GCSE History

GCSE History is a rewarding, but demanding course. During their two years of study, students will be expected to expand and enhance their knowledge base of a wide range of historical topics.

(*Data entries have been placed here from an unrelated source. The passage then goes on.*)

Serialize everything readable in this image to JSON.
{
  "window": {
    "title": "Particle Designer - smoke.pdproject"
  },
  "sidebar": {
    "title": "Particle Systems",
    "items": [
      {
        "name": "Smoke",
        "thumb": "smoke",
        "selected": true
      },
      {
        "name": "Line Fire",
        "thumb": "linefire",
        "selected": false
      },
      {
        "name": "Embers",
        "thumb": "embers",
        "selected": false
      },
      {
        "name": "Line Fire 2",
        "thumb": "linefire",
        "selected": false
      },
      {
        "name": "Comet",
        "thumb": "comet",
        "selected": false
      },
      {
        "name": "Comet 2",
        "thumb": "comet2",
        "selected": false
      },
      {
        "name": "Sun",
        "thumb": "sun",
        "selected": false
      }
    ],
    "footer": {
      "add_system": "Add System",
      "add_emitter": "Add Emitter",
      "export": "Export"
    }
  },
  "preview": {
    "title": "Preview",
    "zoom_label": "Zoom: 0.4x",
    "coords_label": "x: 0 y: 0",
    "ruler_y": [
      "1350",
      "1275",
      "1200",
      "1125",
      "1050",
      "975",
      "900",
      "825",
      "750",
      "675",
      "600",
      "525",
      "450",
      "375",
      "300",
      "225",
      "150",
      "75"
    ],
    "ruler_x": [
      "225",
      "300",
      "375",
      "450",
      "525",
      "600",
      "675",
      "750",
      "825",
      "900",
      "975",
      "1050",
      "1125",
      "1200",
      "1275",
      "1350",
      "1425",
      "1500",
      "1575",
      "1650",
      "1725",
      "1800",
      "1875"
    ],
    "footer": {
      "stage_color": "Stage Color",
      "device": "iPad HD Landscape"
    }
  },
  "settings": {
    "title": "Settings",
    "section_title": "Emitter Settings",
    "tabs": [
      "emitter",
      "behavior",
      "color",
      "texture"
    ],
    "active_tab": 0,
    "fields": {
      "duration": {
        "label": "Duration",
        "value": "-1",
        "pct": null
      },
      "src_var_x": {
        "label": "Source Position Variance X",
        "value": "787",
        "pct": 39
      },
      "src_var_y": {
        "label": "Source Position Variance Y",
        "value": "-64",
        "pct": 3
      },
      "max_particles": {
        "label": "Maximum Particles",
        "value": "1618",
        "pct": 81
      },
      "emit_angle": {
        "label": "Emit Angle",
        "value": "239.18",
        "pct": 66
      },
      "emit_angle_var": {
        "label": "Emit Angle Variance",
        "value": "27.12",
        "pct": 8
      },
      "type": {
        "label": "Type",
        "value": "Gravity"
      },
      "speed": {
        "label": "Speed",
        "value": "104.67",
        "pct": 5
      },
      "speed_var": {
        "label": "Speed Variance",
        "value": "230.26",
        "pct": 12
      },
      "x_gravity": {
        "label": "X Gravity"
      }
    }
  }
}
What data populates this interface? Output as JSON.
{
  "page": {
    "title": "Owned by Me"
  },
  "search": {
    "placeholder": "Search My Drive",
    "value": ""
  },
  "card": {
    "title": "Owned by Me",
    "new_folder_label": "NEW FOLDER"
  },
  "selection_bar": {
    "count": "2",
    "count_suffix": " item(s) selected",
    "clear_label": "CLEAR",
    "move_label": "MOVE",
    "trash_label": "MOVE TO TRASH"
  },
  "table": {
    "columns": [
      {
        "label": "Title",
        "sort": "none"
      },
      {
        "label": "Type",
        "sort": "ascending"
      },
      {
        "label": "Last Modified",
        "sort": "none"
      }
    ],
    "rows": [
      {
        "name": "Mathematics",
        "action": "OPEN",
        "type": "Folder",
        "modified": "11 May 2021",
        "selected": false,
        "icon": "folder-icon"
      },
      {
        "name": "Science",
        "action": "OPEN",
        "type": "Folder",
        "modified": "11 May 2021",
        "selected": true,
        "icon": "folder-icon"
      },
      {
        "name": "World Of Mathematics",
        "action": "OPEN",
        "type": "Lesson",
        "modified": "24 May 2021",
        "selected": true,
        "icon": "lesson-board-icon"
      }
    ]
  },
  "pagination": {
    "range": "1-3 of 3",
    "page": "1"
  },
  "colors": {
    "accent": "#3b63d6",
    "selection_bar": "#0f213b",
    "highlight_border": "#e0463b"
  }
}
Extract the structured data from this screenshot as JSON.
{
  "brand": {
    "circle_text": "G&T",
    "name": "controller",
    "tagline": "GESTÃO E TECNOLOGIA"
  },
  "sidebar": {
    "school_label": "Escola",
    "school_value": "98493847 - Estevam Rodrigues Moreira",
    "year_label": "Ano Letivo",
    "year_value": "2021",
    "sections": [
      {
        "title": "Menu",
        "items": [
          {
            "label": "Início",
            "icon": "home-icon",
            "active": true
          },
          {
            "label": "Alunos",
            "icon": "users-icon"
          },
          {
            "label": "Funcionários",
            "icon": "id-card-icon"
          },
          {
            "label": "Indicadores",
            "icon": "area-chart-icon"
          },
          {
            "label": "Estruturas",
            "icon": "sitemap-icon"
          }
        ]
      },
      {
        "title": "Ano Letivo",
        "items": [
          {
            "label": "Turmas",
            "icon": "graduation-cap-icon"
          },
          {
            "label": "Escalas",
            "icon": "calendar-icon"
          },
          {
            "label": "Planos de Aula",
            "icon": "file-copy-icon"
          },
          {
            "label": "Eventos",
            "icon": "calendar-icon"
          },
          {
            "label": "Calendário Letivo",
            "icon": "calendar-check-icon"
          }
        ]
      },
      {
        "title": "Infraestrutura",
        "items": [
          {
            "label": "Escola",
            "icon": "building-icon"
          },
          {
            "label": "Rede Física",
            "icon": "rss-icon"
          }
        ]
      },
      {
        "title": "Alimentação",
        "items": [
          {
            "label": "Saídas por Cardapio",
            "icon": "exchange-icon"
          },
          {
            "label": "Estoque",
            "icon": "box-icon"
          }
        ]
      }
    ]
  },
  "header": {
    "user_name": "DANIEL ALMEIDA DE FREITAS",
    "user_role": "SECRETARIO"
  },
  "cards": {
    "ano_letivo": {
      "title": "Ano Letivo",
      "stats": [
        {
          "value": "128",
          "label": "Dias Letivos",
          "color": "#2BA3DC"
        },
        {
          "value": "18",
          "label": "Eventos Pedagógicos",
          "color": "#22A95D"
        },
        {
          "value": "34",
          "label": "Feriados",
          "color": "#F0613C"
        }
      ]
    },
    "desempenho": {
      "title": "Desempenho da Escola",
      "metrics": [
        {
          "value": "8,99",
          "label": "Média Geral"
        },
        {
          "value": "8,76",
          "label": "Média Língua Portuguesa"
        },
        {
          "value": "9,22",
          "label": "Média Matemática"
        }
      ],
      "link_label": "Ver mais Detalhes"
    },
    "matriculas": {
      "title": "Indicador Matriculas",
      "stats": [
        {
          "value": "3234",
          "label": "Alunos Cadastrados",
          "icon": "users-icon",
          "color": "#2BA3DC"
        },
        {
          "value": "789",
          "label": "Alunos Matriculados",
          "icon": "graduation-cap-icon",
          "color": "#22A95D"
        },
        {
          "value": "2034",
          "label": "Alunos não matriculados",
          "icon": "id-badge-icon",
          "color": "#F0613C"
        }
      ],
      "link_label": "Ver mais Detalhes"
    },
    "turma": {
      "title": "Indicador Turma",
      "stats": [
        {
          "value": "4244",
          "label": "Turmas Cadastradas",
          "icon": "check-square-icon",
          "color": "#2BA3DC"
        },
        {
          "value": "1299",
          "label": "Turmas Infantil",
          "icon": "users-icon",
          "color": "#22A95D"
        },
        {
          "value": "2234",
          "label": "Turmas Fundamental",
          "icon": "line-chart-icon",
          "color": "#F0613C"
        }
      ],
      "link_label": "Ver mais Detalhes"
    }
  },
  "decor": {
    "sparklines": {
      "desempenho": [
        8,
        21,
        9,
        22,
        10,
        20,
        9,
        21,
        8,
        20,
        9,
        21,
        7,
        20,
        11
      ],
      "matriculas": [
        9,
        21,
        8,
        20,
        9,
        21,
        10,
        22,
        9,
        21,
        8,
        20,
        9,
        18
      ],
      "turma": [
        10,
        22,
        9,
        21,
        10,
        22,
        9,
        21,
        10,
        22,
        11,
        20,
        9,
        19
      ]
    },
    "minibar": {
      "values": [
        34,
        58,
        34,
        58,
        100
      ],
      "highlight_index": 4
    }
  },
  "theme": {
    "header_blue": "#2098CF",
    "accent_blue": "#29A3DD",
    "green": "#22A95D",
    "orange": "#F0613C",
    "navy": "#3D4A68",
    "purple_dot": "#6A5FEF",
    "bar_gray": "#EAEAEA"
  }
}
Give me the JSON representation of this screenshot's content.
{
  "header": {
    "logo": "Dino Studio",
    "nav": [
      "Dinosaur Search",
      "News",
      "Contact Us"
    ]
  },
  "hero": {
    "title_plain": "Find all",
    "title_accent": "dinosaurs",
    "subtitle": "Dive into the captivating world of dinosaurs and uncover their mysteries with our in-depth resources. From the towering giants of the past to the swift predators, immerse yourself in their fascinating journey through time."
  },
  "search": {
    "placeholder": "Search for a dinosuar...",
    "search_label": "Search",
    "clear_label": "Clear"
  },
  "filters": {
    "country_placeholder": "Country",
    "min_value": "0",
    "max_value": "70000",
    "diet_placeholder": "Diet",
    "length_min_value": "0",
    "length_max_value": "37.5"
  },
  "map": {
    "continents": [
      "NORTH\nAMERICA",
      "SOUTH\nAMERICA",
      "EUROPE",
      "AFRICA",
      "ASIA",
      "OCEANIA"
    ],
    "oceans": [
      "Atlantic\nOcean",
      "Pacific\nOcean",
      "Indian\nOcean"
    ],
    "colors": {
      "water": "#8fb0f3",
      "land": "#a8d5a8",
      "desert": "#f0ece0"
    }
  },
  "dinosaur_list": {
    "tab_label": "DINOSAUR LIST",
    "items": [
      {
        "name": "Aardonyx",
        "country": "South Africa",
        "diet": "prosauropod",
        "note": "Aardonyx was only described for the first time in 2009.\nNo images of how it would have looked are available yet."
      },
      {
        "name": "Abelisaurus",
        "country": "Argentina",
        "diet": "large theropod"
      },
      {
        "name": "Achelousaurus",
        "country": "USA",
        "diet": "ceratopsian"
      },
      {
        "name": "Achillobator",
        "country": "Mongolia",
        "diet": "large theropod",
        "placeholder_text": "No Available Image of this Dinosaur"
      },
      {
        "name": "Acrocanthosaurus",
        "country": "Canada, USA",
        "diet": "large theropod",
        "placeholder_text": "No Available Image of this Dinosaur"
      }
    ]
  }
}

Without this knowledge and the continual revision needed to expand it, they will FAIL the course.

Units and examinations

The History Department follows WJEC Specification Route A and the topics currently studied are:

Unit  2 – 1 hour 15 mins examination

The Elizabethan Age 1558-1603

  • Political and Social trends in Elizabethan England e.g. Privy Council; Parliament; Local Government; rich and poor; attitudes towards poverty; housing; popular entertainment; the theatre.
  • The threat from religious controversy e.g. Elizabethan Religious Settlement; the Catholic threat; Mary, Queen of Scots; the rise of the Puritans.
  • The importance of foreign and maritime affairs e.g. the expansion of maritime power; the slave trade; colonial ventures; the Spanish Armada.

Unit 1  – 1 hour 15 mins examination

Popular Movements in Wales and England 1815-1848

  • The growth of Radicalism e.g. problems in post-Napoleonic War Britain; government attitudes; protests for reform; the ‘Peterloo Massacre’ 1819.
  • The threat from industrial protest e.g. the long and short term causes of unrest; the Merthyr Rising; Dic Penderyn; Chartism; protests for the vote; the Newport ‘Rising’ 1839; the legacy of Chartism.
  • Rural Protest e.g. the ‘Swing’ Riots; causes, events and results of the Rebecca Riots.

Unit 3 – 1 hour 15 mins examination

The Development of Germany 1919-1991

  • The Development of Germany since 1919 e.g. how did Germany change during the Weimar Republic, the Third Reich and the post-war era?
  • Changes in the lives of the German people since 1919 e.g. how were the lives of the German people affected during this period?
  • Germany and the wider world since 1919 e.g. what changing role did Germany play in world affairs during the Weimar, Nazi and Cold War periods?
  • Students will sit this examination at the end of year 10.

Controlled Assessment

This is a vital component of the course and the successful completion of this element will enable students to improve their overall grade. Regulations now stipulate that the topic studied changes every year. However, we expect to be studying the importance of the following figures during the forthcoming examination cycles: 

  • Martin Luther King
  • Yasser Arafat

All controlled assessment is expected to be completed under supervised classroom conditions and will count for 25% of the final mark.

How you can help

  • Reinforce the message to your child that without regular review and revision they will FAIL the course.
  • Stress the need to write full, detailed responses.
  • Test your child regularly on their historical knowledge of the topics covered.
  • Ensure that your child is up to date with their coursework and that it is submitted on time.